As LeBron James capped off quite the spectacular year with a gold medal win over Spain in the Olympics, it sparked the most popular debate in the sport of basketball: Who is the greatest player ever?
Jim Boeheim got the ball rolling saying he used to think Michael Jordan was the greatest player ever but after spending six weeks with LeBron, was no longer sure about that.
Then everybody started voicing their opinions.
That’s enough about that though. What I’m curious about is where Kevin Durant fits in with all of this. When his career is over, where will we remember him on the hierarchy of greatest players ever?
Durant just finished his fifth season in the NBA so yes, it’s early on. But he’s already challenging LeBron in some respects and is widely considered the second best player in the NBA right now at just 23 years old. He won his third straight scoring title last season, has finished second in the MVP voting twice and has already led his team to the NBA Finals.

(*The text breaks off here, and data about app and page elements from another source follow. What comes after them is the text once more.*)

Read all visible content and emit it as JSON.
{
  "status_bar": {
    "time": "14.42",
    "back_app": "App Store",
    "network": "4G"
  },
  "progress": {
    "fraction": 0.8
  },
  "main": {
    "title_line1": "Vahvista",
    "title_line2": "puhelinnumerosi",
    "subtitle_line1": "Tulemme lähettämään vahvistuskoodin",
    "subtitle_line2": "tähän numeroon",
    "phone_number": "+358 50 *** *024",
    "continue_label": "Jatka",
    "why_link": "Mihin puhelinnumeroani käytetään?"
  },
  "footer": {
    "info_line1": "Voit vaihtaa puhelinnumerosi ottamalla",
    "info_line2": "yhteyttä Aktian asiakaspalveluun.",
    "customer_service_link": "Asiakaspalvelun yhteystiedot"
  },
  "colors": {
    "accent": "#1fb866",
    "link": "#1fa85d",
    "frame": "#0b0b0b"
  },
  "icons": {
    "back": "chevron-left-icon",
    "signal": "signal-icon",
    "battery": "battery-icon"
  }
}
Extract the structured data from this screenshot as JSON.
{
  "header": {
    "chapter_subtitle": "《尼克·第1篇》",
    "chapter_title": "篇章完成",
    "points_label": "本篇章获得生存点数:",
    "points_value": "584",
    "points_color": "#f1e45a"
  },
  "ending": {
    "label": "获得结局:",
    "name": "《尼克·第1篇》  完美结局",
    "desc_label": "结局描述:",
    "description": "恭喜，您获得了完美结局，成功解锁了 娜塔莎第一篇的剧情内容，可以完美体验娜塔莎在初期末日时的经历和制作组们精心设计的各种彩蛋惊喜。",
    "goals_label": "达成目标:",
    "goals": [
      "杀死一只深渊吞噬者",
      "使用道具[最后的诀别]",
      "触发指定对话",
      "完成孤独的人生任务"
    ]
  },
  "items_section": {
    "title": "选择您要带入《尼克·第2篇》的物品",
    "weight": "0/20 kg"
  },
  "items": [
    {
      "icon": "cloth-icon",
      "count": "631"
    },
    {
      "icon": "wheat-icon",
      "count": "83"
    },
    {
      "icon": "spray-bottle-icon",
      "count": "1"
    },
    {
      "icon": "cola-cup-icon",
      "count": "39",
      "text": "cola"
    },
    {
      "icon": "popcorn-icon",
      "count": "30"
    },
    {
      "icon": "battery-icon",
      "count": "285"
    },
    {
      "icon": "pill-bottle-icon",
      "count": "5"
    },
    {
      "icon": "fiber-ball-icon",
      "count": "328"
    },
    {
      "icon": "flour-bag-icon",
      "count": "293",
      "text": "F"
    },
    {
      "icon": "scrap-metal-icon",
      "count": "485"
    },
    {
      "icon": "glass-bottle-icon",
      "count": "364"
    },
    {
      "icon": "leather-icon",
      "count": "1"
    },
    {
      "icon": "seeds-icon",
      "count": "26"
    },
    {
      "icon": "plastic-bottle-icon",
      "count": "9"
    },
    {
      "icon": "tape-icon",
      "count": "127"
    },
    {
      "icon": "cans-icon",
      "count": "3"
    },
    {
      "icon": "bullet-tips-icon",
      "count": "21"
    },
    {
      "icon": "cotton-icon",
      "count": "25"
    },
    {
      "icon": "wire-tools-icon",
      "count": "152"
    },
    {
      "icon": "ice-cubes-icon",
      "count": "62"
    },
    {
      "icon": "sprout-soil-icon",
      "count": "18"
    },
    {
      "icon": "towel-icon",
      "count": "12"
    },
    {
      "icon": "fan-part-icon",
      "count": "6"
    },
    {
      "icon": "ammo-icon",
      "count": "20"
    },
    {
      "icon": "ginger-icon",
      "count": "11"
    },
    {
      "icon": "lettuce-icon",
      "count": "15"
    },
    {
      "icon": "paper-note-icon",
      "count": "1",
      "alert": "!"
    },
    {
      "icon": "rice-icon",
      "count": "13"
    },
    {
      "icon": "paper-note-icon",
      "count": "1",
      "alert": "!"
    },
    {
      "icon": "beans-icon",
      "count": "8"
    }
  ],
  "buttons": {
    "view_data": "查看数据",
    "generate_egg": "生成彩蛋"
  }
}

More than any other player in the NBA, Durant was put on earth to play basketball and to score in particular. But he’s not from the same mold as Jordan, LeBron or Kobe so we rarely talk about Durant as someone who could go down as the greatest ever. He’s been more one-dimensional so far in his career too, viewed as just a scorer who isn’t a great passer or defender yet.
Those things are all true and that’s why no one talks about him yet as a potential G.O.A.T. but he still has a very good chance to go down as a top ten or maybe even top five player ever.

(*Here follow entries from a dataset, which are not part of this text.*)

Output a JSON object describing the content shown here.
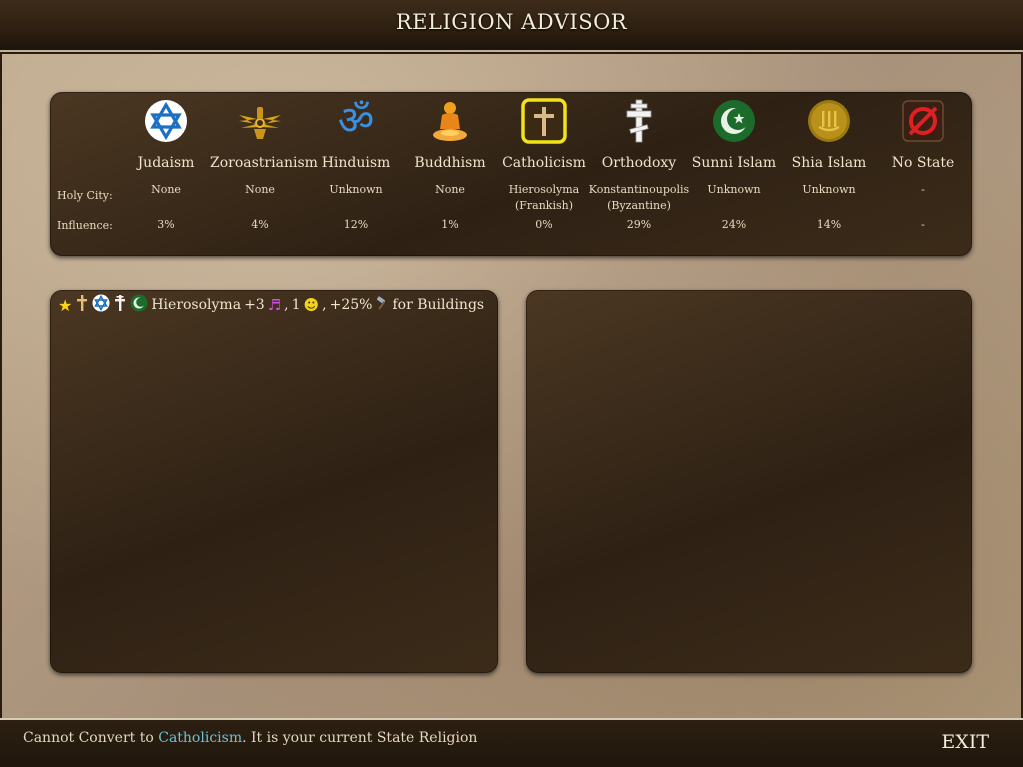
{
  "window": {
    "title": "RELIGION ADVISOR"
  },
  "row_labels": {
    "holy_city": "Holy City:",
    "influence": "Influence:"
  },
  "religions": [
    {
      "name": "Judaism",
      "icon": "star-of-david-icon",
      "holy_city": "None",
      "holy_city_owner": "",
      "influence": "3%"
    },
    {
      "name": "Zoroastrianism",
      "icon": "faravahar-icon",
      "holy_city": "None",
      "holy_city_owner": "",
      "influence": "4%"
    },
    {
      "name": "Hinduism",
      "icon": "om-icon",
      "holy_city": "Unknown",
      "holy_city_owner": "",
      "influence": "12%"
    },
    {
      "name": "Buddhism",
      "icon": "buddha-icon",
      "holy_city": "None",
      "holy_city_owner": "",
      "influence": "1%"
    },
    {
      "name": "Catholicism",
      "icon": "catholic-cross-icon",
      "holy_city": "Hierosolyma",
      "holy_city_owner": "(Frankish)",
      "influence": "0%",
      "selected": true
    },
    {
      "name": "Orthodoxy",
      "icon": "orthodox-cross-icon",
      "holy_city": "Konstantinoupolis",
      "holy_city_owner": "(Byzantine)",
      "influence": "29%"
    },
    {
      "name": "Sunni Islam",
      "icon": "crescent-star-icon",
      "holy_city": "Unknown",
      "holy_city_owner": "",
      "influence": "24%"
    },
    {
      "name": "Shia Islam",
      "icon": "allah-script-icon",
      "holy_city": "Unknown",
      "holy_city_owner": "",
      "influence": "14%"
    },
    {
      "name": "No State",
      "icon": "no-religion-icon",
      "holy_city": "-",
      "holy_city_owner": "",
      "influence": "-"
    }
  ],
  "holy_cities": {
    "entry": {
      "icons": [
        "star-icon",
        "catholic-cross-icon",
        "star-of-david-icon",
        "orthodox-cross-icon",
        "crescent-star-icon"
      ],
      "city": "Hierosolyma",
      "bonus_culture": "+3",
      "bonus_happy": "1",
      "bonus_production": "+25%",
      "suffix": "for Buildings",
      "sep": ","
    }
  },
  "status": {
    "prefix": "Cannot Convert to",
    "religion": "Catholicism",
    "suffix": ". It is your current State Religion"
  },
  "exit_label": "EXIT",
  "colors": {
    "highlight": "#6fc0d6",
    "selected_frame": "#f2e21a",
    "panel": "#3a2a18"
  }
}
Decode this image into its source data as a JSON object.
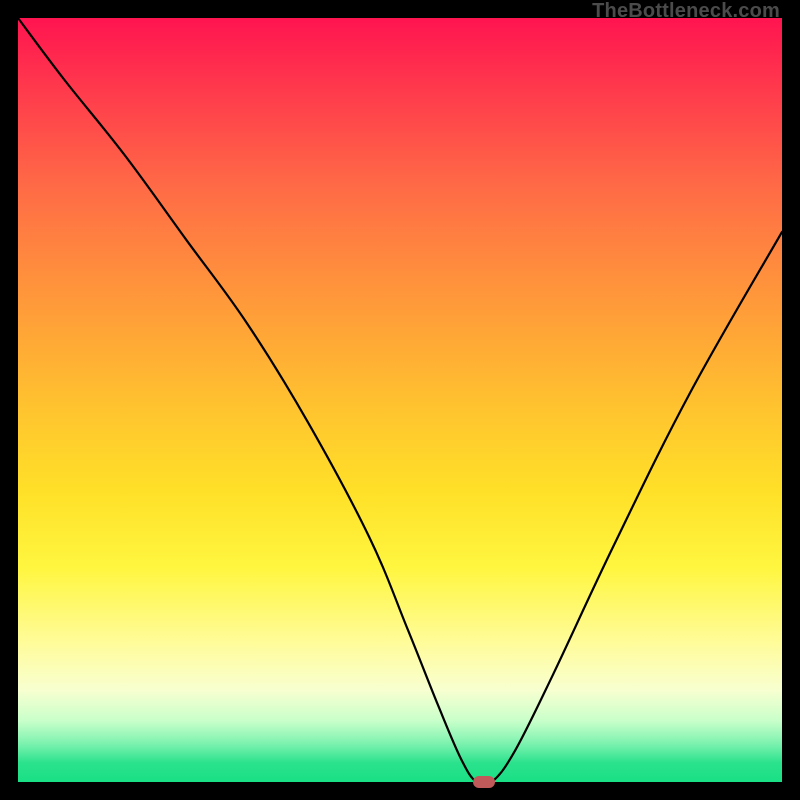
{
  "watermark": "TheBottleneck.com",
  "chart_data": {
    "type": "line",
    "title": "",
    "xlabel": "",
    "ylabel": "",
    "xlim": [
      0,
      100
    ],
    "ylim": [
      0,
      100
    ],
    "background": {
      "type": "vertical-gradient",
      "stops": [
        {
          "pos": 0,
          "color": "#ff1450"
        },
        {
          "pos": 50,
          "color": "#ffc62e"
        },
        {
          "pos": 82,
          "color": "#fffc9c"
        },
        {
          "pos": 100,
          "color": "#19e085"
        }
      ]
    },
    "series": [
      {
        "name": "bottleneck-curve",
        "x": [
          0,
          6,
          14,
          22,
          30,
          38,
          46,
          51,
          55,
          58,
          60,
          62,
          65,
          70,
          78,
          88,
          100
        ],
        "y": [
          100,
          92,
          82,
          71,
          60,
          47,
          32,
          20,
          10,
          3,
          0,
          0,
          4,
          14,
          31,
          51,
          72
        ]
      }
    ],
    "marker": {
      "x": 61,
      "y": 0,
      "color": "#c05a5a"
    }
  }
}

Durant’s shot at being remembered that good will have a lot to do with team success. Right now he is part of the best young team in the NBA that is already good enough to compete for an NBA title. It’s easy to look at the Thunder as a team that will be able to compete for a championship for the next decade. They’ve been compared to and are modeled after the San Antonio Spurs, who won four titles in the Duncan era from 1998 until now. If Durant can do the same kind of thing in OKC, he will be remembered in a similar light as Duncan.
Durant also has a chance to go down as a historically great statistical player. He is obviously on pace to score about as many points as anyone ever. Durant’s game is still evolving though so it’s tough to know if he will be able to sustain being such a high-scorer later in his career.
To do this he will have to start going into the post more. He started doing this some last season and even implemented Dirk’s patented stepback jumper. If Durant can learn more from Dirk and develop the kind of post-up game Dirk has had these past few seasons, that would seem the most likely way to keep scoring at the clip he has been.
The top five scorers in NBA history right now are Kareem, Mailman, Jordan, Wilt and Kobe in that order. LeBron has a good shot to get into the top five by the end of his career. If Durant plays long enough, he has a really good chance to pass Malone and get within striking distance of Kareem or wherever Kobe ends up.
The other factor in determining Durant’s greatness is how good of a shooter he is. He has a legitimate chance to go down being remembered as the best shooter to ever play in the NBA. It’s something that isn’t debated about as much really because it’s hard to say what constitutes being the best shooter ever is.
We have Reggie Miller and Ray Allen who are known as the best 3-point shooters ever. Then there’s Bird, Dirk, Maravich and Nash who are often in the conversation. You can even make a case for a player like Steve Kerr as one of the best shooters ever.
Durant could define the debate with what he has a chance to do in his career. To be as skilled as he is at 7-foot tall with the kind of range he has is unprecedented. It would be hard for him to touch Reggie or Ray in terms of career threes made but he has a relatively easy chance to become third on the all-time list (now held by Jason Kidd).
Durant is a career 88 percent free throw shooter as well and shot just under 50 percent from the field last season. If he can string together some 50-40-90 shooting seasons while still scoring as much as he does, it will become tough to argue that he isn’t the greatest shooter ever.
So let’s say Durant wins like three NBA titles, retires as the league’s third all-time leading scorer, top five in points per game for his career and makes the third most threes all-time, that would put him right up there with some of the greats of all-time.
Again, it’s early and that’s a lot of pressure and expectations to meet but I kind of see that as his relatively conceivable ceiling. He’d end up right around Duncan-Shaq-Moses-West in the greatest of all-time rankings. I’d be good with that.
Topics: Best Shooter In The NBA, Dirk Nowitzki, Greatest Nba Player Ever, Kareem Abdul-Jabbar, Kevin Durant, Kobe Bryant, Larry Bird, LeBron James, Michael Jordan, Oklahoma City Thunder, Ray Allen, Reggie Miller, Tim Duncan